The Junior Research Group led by Grégoire Montavon advances the foundations and algorithms of explainable AI (XAI) with a focus on deep neural networks. It develops novel XAI methods that can identify features that are relevant for prediction. Another focus of the group is on closing the gap between existing XAI methods and practical desiderata.



The Independent Research Group of Shinichi Nakajima focuses on probabilistic modelling and inference methods for multimodal, heterogeneous, and complex structured data analysis, providing ML tools that can incorporate multiple aspects of data samples observed under different circumstances, in efficient and theoretically grounded ways.



The Independent Research Group “Intelligent Biomedical Sensing” led by Alexander von Lühmann develops miniaturized wearable neurotechnology, body-worn sensors and multimodal machine learning methods for continuous and unobtrusive sensing of the embodied brain in the everyday world. The group focuses on multimodal analysis of physiological signals from diffuse optics (e.g., Diffuse Optical Tomography - DOT / functional Near-Infrared Spectroscopy - fNIRS) and from bio-potentials (e.g., Electroencephalography - EEG).



The Research Training Group led by Steffen Zeuch works on developing a data management system for the processing of heterogeneous data streams in distributed fog and edge environments. The aim is to design a data management system that unifies cloud, fog, and sensor environments at an unprecedented scale. In particular, a system that can host these environments on a unified platform, and leverages the opportunities of the unified architecture for cross-paradigm data processing optimizations, to support emerging IoT applications. The NebulaStream ( project builds a novel open-source stream data management system, which combines the cloud, the fog, and the sensors in a single unified platform and provides a holistic view for processing distributed fast data.



The Research Training Group led by Stefan Chmiela focuses on Machine Learning for many-body problems, with particular focus on quantum chemistry.
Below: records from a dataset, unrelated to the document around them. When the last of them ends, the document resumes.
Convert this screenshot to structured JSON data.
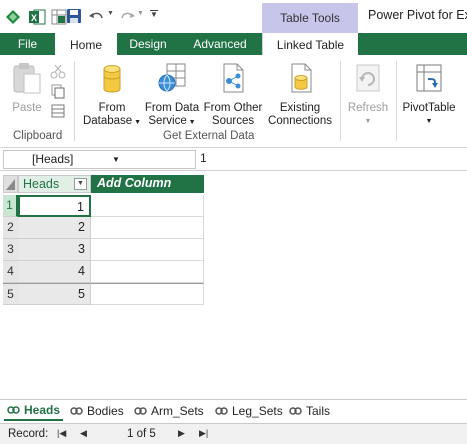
{
  "window": {
    "title": "Power Pivot for Exc"
  },
  "qat": {
    "undo_icon": "undo-icon",
    "redo_icon": "redo-icon"
  },
  "contextual_tab": {
    "label": "Table Tools"
  },
  "tabs": {
    "file": "File",
    "home": "Home",
    "design": "Design",
    "advanced": "Advanced",
    "linked_table": "Linked Table"
  },
  "ribbon": {
    "paste": "Paste",
    "from_database": [
      "From",
      "Database"
    ],
    "from_data_service": [
      "From Data",
      "Service"
    ],
    "from_other_sources": [
      "From Other",
      "Sources"
    ],
    "existing_connections": [
      "Existing",
      "Connections"
    ],
    "refresh": "Refresh",
    "pivottable": "PivotTable",
    "group_clipboard": "Clipboard",
    "group_get_external_data": "Get External Data"
  },
  "formula_bar": {
    "name_box": "[Heads]",
    "value": "1"
  },
  "grid": {
    "column_header": "Heads",
    "add_column": "Add Column",
    "row_numbers": [
      "1",
      "2",
      "3",
      "4",
      "5"
    ],
    "values": [
      "1",
      "2",
      "3",
      "4",
      "5"
    ]
  },
  "sheets": [
    "Heads",
    "Bodies",
    "Arm_Sets",
    "Leg_Sets",
    "Tails"
  ],
  "status": {
    "record_label": "Record:",
    "position": "1 of 5"
  },
  "colors": {
    "accent": "#217346",
    "contextual": "#c8c5ea"
  }
}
The group develops methods that combine fundamental physical principles with statistical modeling approaches to overcome the combinatorial challenges that manifest themselves when large numbers of particles interact. Research is centered around topics such as